We also had spicy BBQ’ed squid with Korean chili oil,
skewers of grilled enoki mushrooms coated with a smoky chili paste,
and a pan-fried, pork-filled pancake, which was like a giant dumpling.
Close to the end of the meal, Roger also brought out steamed dumplings filled with pork, fennel, and dill.
Green, herbacious, and amazing!
There was only one dish that scared me, and that was the bowl with a fish COVERED IN SICHUAN PEPPERCORNS AND CHILIS.
This is me, afraid. We later realized this picture is hilariously reminiscent of my 365 headshot.
Remember at Bushuair, when we also had a fish covered in chilis? That was spicy. I was sweating. So was this dish, but in the most wildly flavourful and delicious way. My friend Richard, who was there for the meal at Bushuair and loves spicy food more than anyone I know, was in heat heaven – he was eating the chilis straight up, for Pete’s sake! Spice-fiend or not, it’s impossible not to love this.
We washed this epic meal down with cold bottles of Yanjing beer, which the restaurant sells cheap (8 for $20!). They’re the perfect pairing for BBQ’ed meats.
After Chuan, we headed to Bubble Waffle Café, because the perfect follow up to a grilled meat-fest is sweet, crunchy batter.
Emily had never had a bubble waffle before, so we ordered the original and chocolate, both of which were consumed quickly and enthusiastically.
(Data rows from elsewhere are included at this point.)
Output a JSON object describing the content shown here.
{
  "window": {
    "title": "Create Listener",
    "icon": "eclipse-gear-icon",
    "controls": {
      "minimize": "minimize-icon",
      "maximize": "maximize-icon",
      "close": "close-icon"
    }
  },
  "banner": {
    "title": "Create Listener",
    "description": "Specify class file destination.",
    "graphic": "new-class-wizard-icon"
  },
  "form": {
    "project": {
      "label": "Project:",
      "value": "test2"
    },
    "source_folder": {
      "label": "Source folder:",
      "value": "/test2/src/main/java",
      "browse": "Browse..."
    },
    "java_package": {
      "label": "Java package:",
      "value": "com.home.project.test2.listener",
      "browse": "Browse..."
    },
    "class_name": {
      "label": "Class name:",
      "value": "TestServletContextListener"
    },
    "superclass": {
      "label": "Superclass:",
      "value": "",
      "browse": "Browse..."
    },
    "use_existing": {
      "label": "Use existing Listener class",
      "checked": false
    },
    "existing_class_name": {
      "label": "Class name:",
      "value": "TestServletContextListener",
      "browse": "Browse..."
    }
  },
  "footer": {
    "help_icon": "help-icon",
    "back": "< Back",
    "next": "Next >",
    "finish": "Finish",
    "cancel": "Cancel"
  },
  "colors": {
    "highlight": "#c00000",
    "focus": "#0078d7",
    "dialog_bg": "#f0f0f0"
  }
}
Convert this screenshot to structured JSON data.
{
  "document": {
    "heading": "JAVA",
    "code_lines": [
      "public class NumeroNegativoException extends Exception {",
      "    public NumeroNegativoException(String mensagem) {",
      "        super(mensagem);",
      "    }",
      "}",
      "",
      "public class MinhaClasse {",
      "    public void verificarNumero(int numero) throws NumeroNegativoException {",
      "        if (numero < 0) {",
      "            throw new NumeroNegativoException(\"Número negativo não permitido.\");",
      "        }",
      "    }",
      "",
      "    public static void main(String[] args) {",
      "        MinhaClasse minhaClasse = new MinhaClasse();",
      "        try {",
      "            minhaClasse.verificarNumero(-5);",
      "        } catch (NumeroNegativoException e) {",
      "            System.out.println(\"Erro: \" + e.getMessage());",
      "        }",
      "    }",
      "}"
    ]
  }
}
If you’re a fan of BBQ but looking to branch out from the more standard BBQ’ed duck and pork, you should check out Chuan BBQ. It’s different from anything else you’re likely to find in Richmond or Vancouver, and is a great place to bring a group. This was a meal my friends and I will be talking about for awhile, and if anyone beats us to enjoying the lamb-roast, send me pics, please!
Richmond, I have no doubt you have even more tricks coming my way. I’m still waiting to find a 24 hour bakery that specializes in cake, giant cookies, and gin-based cocktails, but feel confident you’ll deliver on that.
Cash and cards accepted
Call at least a day ahead to request their roasted lamb
Not very vegetarian friendly
*Many thanks to Emily Teel for contributing the cover photo and many others in this post! It was so nice to have a second shooter.
Hot Pot: $5
Sliced lamb: $12.99
Napa cabbage, frozen tofu, vermicelli noodles: $2 each
Dipping sauce: $6 for 6 bowls
Lamb loin: $18.99
Stinky tofu: $5.99
Spicy fish pot: $15.99
Stuffed pancake: $6.95
Grilled short ribs: $5.98
Squid with chili oil: $5.98
Chicken skewers: $5.98 (for 2)
Black fungus in mustard oil: $$4.99
Cucumber salad: $5.99
Dumplings with dill: $4.50
Grilled enoki mushrooms: $5.38